Jordan Brown

What we need now is hope. It's in ingredient of mental health that isn't talked about much.

And I think it's because it seems so esoteric.

It feels out of grasp. Hope is something that people write songs and pen poems about. It's not tangible.

But it is during times when the darkness seems a bit too close that hope is needed most.

Let's make it a bit more tangible.

Hope and Mental Health

Hope is part of mental health, and mental health is part of hope.

And sure, these words are fine, but what do they really mean?

Consider the word "love."

What is love? Can you neatly describe it? I know I can't. But I know it if it's not there.

The same goes for hope. Hope is an entity which knows no bounds, but you can feel it when it's not there. It's looking at a puzzle that's almost complete except for one thing. It's missing a piece right there in the center. It feels almost perfect, but the missing piece is glaringly obvious. The empty spot stares you right in the face.

So it is with hope. And so if it feels like hope is gone--and if you know it's a key part of mental health--what do you do about that?

Finding Hope

Go for a walk. Even if it's only in your mind.

Picture what the world looks like when it's full of hope. If you're like me and you're not able to visualize images, write it down. Or speak the words and sound it out. There are many ways to create images.

Now, meander around a bit.

Whether you are physically walking or verbally walking, take your time with it. Go searching where your heart tells you to go. Can't hear your heart? Get quieter. Become still.  Your heart will always be there. It's just waiting for you to settle down enough to listen to it.

Use your senses to figure out what hope feels like to you.

I can't tell you what hope is like. Like I said from the start, you just know it when you have it. If you still can't find it, if you still can't describe it, try describing hope's opposite. You'll surprise yourself with how much you know when you describe the opposite of a desired situation.

Seriously. Try it.

Want to make the perfect speech? Want to build something? Want to talk with a friend about something important? Describe all the ways the situations could go wrong. Just by describing the pitfalls, you'll see that you know more than you think. Now you know what not to do. And now you know what hope is not.
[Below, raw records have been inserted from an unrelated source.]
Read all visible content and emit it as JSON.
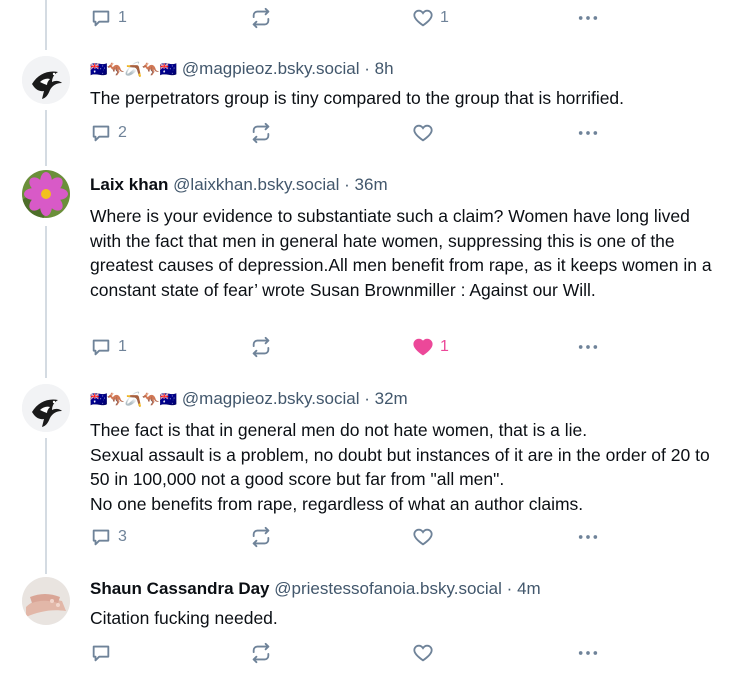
{
  "top_actions": {
    "reply_count": "1",
    "like_count": "1"
  },
  "posts": [
    {
      "display_name": "🇦🇺🦘🪃🦘🇦🇺",
      "handle": "@magpieoz.bsky.social",
      "time": "8h",
      "text": "The perpetrators group is tiny compared to the group that is horrified.",
      "reply_count": "2",
      "like_count": ""
    },
    {
      "display_name": "Laix khan",
      "handle": "@laixkhan.bsky.social",
      "time": "36m",
      "text": "Where is your evidence to substantiate such a claim? Women have long lived with the fact that men in general hate women, suppressing this is one of the greatest causes of depression.All men benefit from rape, as it keeps women in a constant state of fear’ wrote Susan Brownmiller : Against our Will.",
      "reply_count": "1",
      "like_count": "1"
    },
    {
      "display_name": "🇦🇺🦘🪃🦘🇦🇺",
      "handle": "@magpieoz.bsky.social",
      "time": "32m",
      "text": "Thee fact is that in general men do not hate women, that is a lie.\nSexual assault is a problem, no doubt but instances of it are in the order of 20 to 50 in 100,000 not a good score but far from \"all men\".\nNo one benefits from rape, regardless of what an author claims.",
      "reply_count": "3",
      "like_count": ""
    },
    {
      "display_name": "Shaun Cassandra Day",
      "handle": "@priestessofanoia.bsky.social",
      "time": "4m",
      "text": "Citation fucking needed.",
      "reply_count": "",
      "like_count": ""
    }
  ],
  "separator": "·",
  "colors": {
    "like_active": "#ec4899",
    "muted": "#6f8399",
    "thread_line": "#d4dbe2"
  }
}
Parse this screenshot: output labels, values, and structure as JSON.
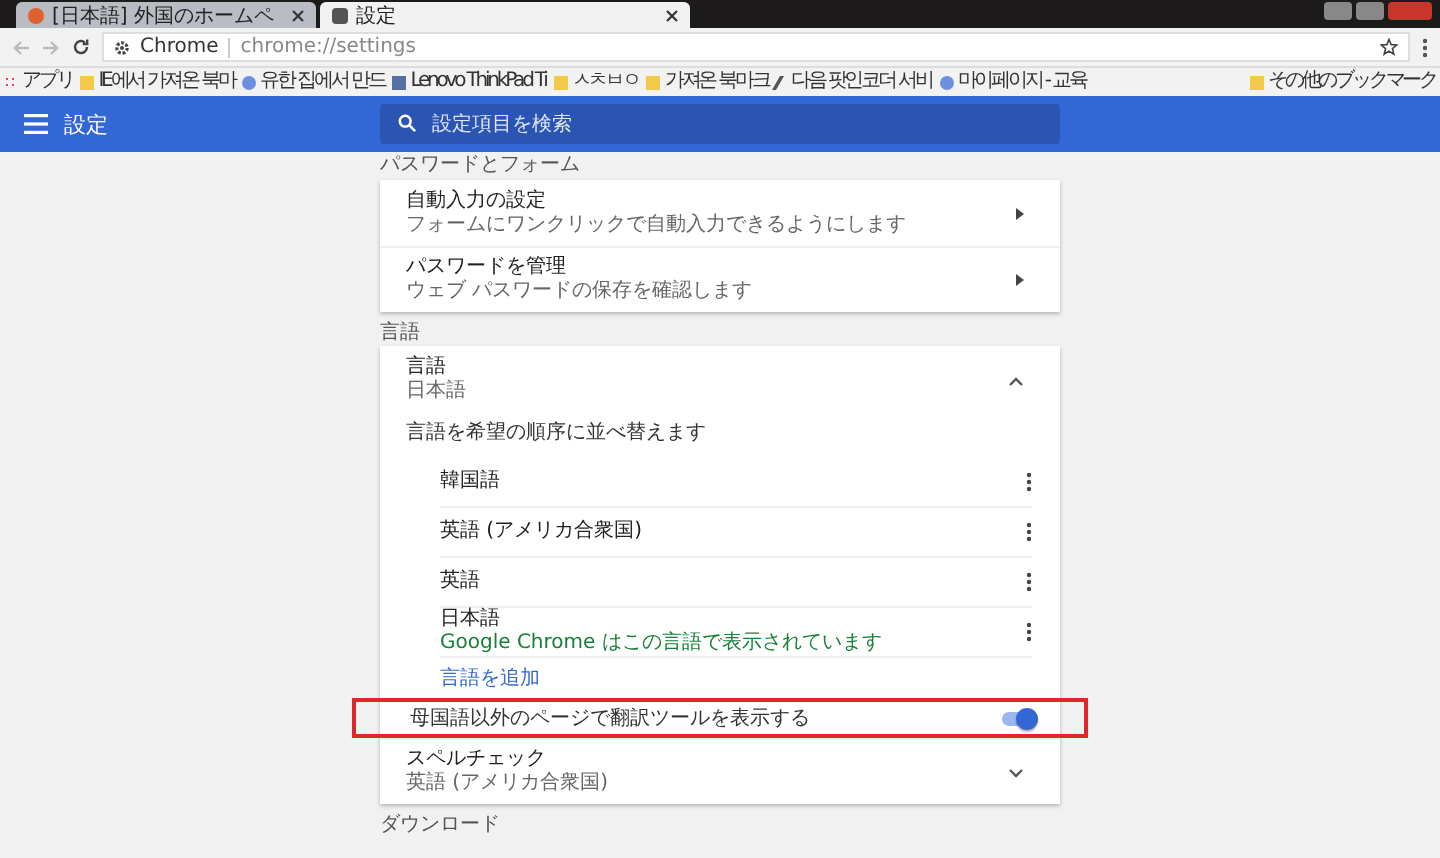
{
  "tabs": [
    {
      "label": "[日本語] 外国のホームペ",
      "selected": false
    },
    {
      "label": "設定",
      "selected": true
    }
  ],
  "address": {
    "site": "Chrome",
    "url": "chrome://settings"
  },
  "bookmarks": [
    {
      "label": "アプリ",
      "kind": "apps"
    },
    {
      "label": "IE에서 가져온 북마",
      "kind": "folder"
    },
    {
      "label": "유한 집에서 만드",
      "kind": "globe"
    },
    {
      "label": "Lenovo ThinkPad Ti",
      "kind": "page"
    },
    {
      "label": "ㅅㅊㅂㅇ",
      "kind": "folder"
    },
    {
      "label": "가져온 북마크",
      "kind": "folder"
    },
    {
      "label": "다음 팟인코더 서비",
      "kind": "pen"
    },
    {
      "label": "마이페이지 - 교육",
      "kind": "globe"
    }
  ],
  "other_bookmarks": "その他のブックマーク",
  "header": {
    "title": "設定",
    "search_placeholder": "設定項目を検索"
  },
  "sections": [
    {
      "heading": "パスワードとフォーム",
      "kind": "links",
      "rows": [
        {
          "title": "自動入力の設定",
          "subtitle": "フォームにワンクリックで自動入力できるようにします"
        },
        {
          "title": "パスワードを管理",
          "subtitle": "ウェブ パスワードの保存を確認します"
        }
      ]
    },
    {
      "heading": "言語",
      "kind": "languages",
      "title": "言語",
      "subtitle": "日本語",
      "expanded": true,
      "order_label": "言語を希望の順序に並べ替えます",
      "languages": [
        {
          "name": "韓国語"
        },
        {
          "name": "英語 (アメリカ合衆国)"
        },
        {
          "name": "英語"
        },
        {
          "name": "日本語",
          "note": "Google Chrome はこの言語で表示されています"
        }
      ],
      "add_link": "言語を追加",
      "translate": {
        "label": "母国語以外のページで翻訳ツールを表示する",
        "on": true,
        "highlighted": true
      },
      "spellcheck": {
        "title": "スペルチェック",
        "subtitle": "英語 (アメリカ合衆国)",
        "expanded": false
      }
    },
    {
      "heading": "ダウンロード",
      "kind": "heading"
    }
  ]
}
Just because something is not there right away doesn't mean it never will be. Become familiar with the space, the space that hope will fill.

If you know the contours of what's missing, you're more than halfway there.